Greece Last in EU Social Justice

ATHENS – Wracked by austerity and beset by political instability, Greece has been hit so hard the last 5 1/2 years it ranks last among the European Union’s 28 countries on a social justice scale compiled by Germany’s Bertelsmann Foundation, which said that “the bailout package measures have aggravated existing social problems.”

The report put Greece below Romania and Bulgaria and a score of 3.61 points, far below the EU average of 5.63 points and far behind top-ranked Sweden at 7.23.

The index takes into account poverty prevention, equitable education, labor market access, social cohesion and non-discrimination, health and inter-generational justice, with Greece scoring below the 5-out-of-10 mark in every category and a particularly low 2.43 in poverty prevention.

Greeks have been put under pay cuts, tax hikes, slashed pensions and worker firings since successive governments began asking in 2010 for what turned into three bailouts of 326 billion euros ($357.86 billion) the country’s leaders said can’t be repaid even as they keep asking for more – that come with more brutal measures that created record unemployment, deep poverty and rising suicide rates.

The German non-profit foundation found that EU-wide, 27.9 percent of children and young people are threatened by poverty or social exclusion compared with 26.4 percent in 2007.

In the four countries that have been hit hardest by the crisis – Spain, Greece, Portugal and Italy – the combined rise is more than 5 percentage points, from 28.7 in 2007 to 33.8 percent, corresponding to 1.16 million children in these four countries alone.

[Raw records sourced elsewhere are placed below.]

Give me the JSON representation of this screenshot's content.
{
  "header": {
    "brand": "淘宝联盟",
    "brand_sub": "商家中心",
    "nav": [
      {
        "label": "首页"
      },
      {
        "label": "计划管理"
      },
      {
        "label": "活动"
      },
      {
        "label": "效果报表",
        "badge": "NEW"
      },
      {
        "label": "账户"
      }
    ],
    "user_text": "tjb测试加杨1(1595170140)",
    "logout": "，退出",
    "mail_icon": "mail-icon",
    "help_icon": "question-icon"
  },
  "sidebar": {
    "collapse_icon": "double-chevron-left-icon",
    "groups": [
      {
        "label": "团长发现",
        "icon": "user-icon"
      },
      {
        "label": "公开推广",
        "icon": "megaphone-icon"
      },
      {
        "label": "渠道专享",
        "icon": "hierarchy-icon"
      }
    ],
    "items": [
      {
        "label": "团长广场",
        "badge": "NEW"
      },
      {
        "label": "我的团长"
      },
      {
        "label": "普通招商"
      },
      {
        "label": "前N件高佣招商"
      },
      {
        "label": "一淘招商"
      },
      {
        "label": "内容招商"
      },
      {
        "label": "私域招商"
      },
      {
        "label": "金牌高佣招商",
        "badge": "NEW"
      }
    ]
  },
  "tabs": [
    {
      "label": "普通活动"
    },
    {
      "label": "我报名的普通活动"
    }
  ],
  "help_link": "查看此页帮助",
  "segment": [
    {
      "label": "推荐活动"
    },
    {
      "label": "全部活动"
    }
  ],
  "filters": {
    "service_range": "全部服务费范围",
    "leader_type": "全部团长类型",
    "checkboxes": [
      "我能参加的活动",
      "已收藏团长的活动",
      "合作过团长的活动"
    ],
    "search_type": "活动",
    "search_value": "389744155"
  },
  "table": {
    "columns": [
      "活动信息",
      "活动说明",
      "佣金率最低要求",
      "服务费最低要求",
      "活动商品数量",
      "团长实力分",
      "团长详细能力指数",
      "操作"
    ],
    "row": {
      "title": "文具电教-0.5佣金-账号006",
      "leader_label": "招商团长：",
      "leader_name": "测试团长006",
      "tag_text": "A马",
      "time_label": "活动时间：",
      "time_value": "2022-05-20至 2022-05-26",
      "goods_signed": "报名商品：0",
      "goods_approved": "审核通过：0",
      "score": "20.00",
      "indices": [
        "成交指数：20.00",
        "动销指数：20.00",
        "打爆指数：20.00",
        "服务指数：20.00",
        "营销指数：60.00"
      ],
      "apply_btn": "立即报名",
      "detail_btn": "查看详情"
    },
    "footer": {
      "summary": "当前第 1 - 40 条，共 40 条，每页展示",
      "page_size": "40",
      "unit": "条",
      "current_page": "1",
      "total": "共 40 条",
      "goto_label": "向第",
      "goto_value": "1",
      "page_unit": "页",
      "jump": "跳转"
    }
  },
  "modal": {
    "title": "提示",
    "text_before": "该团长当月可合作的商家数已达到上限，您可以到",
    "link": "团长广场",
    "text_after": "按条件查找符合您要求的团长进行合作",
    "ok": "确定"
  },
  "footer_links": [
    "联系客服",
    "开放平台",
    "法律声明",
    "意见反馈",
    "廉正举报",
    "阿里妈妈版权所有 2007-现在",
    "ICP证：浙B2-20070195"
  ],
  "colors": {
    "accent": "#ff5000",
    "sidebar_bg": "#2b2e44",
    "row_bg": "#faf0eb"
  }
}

In Greece, the percentage of the population that was found to be at risk of poverty or social exclusion rose to 36 from 34.6 percent in the 2014 index, underscoring, the report says, “the ongoing dramatic state of social affairs in the country.” It also found that the share of children and youth at risk of poverty and social exclusion has reached 36.7 percent from 35.4 percent last year. In Spain, this figure is at 35.8 percent and in Portugal 31.7 percent.

“Since the onset of the crisis, the share of those affected by severe material deprivation in (Greece) has nearly doubled and stands currently at a 21.5 percent,” the report adds, according to Kathimerini.

It noted that the rise has been particularly acute among seniors over the age of 65, where the percentage of people suffering material deprivation has risen to 15.5 from 13.7 in 2014.

On the upside, Greece still has the fourth-best score on the issue of healthy life expectancy. People in Greece can expect an average of 64.9 healthy life (or disability-free) years.

The study concludes that Greece “finds itself among the bottom five in all six dimensions that comprise this index and ranks last in three of these dimensions (labor market access, social cohesion and non-discrimination, and intergenerational justice).” It says that “the crisis has had a devastating effect on poverty and social exclusion,” adding that “the bailout package measures have aggravated existing social problems.”